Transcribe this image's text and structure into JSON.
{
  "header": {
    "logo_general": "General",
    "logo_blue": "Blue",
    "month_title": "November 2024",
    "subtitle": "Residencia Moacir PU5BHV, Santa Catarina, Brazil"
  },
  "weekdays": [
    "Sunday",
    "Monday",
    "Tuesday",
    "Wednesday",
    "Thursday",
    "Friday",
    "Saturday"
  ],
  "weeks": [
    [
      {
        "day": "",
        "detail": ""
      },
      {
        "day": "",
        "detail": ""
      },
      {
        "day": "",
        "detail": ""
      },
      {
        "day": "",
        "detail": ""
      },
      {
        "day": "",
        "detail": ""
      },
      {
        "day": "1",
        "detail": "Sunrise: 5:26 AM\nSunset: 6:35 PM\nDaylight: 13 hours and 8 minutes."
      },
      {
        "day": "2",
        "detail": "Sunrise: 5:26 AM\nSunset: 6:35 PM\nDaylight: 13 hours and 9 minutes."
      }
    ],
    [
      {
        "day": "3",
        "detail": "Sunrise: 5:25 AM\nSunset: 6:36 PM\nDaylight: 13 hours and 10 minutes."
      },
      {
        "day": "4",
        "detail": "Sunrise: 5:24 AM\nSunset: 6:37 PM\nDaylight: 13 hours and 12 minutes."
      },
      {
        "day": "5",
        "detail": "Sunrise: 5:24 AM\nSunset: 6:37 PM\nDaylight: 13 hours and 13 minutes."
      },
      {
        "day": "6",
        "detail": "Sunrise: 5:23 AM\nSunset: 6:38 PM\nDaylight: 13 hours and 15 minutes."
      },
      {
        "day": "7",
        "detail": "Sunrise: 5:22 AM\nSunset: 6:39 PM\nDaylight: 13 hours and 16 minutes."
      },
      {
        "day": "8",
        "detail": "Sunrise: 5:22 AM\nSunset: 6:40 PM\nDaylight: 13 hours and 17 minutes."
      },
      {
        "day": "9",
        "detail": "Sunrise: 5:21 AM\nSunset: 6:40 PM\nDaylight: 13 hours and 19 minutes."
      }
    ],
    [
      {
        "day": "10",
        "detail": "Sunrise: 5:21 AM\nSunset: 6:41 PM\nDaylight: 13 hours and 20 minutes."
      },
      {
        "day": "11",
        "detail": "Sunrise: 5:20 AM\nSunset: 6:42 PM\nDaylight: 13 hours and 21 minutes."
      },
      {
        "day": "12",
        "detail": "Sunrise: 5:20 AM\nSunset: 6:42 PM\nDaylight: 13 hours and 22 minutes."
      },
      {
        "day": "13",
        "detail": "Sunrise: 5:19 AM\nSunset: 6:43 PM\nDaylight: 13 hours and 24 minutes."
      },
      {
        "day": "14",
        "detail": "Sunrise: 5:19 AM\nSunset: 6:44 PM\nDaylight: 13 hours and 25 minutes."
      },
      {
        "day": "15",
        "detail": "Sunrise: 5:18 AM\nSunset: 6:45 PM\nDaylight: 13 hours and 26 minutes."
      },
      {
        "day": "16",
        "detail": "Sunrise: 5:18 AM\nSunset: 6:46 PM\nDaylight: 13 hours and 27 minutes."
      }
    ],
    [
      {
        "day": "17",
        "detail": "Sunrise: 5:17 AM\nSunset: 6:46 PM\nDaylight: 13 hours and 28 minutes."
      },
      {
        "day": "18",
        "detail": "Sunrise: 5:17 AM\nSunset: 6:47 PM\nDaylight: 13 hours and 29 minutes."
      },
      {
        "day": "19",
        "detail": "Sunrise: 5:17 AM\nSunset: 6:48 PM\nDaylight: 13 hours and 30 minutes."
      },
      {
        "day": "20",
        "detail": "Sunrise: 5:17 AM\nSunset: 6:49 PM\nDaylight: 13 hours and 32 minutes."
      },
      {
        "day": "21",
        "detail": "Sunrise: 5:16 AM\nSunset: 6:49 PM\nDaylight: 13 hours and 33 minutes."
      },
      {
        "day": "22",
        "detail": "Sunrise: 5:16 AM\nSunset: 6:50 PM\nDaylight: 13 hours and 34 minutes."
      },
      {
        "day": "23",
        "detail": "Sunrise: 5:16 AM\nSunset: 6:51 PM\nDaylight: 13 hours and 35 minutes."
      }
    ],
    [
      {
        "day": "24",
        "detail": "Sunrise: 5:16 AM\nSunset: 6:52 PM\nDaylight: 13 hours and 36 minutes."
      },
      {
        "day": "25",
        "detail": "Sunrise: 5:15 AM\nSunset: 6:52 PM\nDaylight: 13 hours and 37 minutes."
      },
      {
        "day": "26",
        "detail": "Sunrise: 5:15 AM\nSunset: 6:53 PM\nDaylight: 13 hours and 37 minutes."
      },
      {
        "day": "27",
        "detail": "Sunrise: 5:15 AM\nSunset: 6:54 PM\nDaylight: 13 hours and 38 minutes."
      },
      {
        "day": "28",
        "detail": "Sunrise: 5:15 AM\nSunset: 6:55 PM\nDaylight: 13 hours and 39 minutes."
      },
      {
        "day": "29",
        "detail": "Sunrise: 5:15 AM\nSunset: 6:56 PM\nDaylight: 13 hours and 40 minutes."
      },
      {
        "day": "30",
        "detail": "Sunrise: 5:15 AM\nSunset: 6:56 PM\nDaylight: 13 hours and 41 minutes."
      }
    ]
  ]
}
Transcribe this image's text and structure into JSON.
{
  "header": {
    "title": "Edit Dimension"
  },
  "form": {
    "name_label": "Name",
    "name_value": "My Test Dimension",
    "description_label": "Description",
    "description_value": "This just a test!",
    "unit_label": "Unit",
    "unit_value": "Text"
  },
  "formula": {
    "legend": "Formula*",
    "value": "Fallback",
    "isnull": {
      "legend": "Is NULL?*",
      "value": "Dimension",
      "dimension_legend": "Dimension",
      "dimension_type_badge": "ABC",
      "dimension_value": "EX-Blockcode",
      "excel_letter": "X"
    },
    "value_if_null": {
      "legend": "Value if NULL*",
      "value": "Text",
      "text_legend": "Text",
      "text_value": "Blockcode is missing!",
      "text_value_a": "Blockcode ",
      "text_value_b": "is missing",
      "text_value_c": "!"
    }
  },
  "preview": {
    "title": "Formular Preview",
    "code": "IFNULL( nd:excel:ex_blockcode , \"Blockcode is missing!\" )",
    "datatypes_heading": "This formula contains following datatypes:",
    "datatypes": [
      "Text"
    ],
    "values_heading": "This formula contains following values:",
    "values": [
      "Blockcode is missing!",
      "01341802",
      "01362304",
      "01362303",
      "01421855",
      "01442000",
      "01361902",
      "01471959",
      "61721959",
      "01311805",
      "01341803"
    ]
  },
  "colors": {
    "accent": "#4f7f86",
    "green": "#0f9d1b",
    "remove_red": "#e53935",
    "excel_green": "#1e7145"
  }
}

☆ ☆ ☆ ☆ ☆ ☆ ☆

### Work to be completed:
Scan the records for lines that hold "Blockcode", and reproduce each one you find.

### Output:
      "dimension_value": "EX-Blockcode",
      "text_value": "Blockcode is missing!",
      "text_value_a": "Blockcode ",
    "code": "IFNULL( nd:excel:ex_blockcode , \"Blockcode is missing!\" )",
      "Blockcode is missing!",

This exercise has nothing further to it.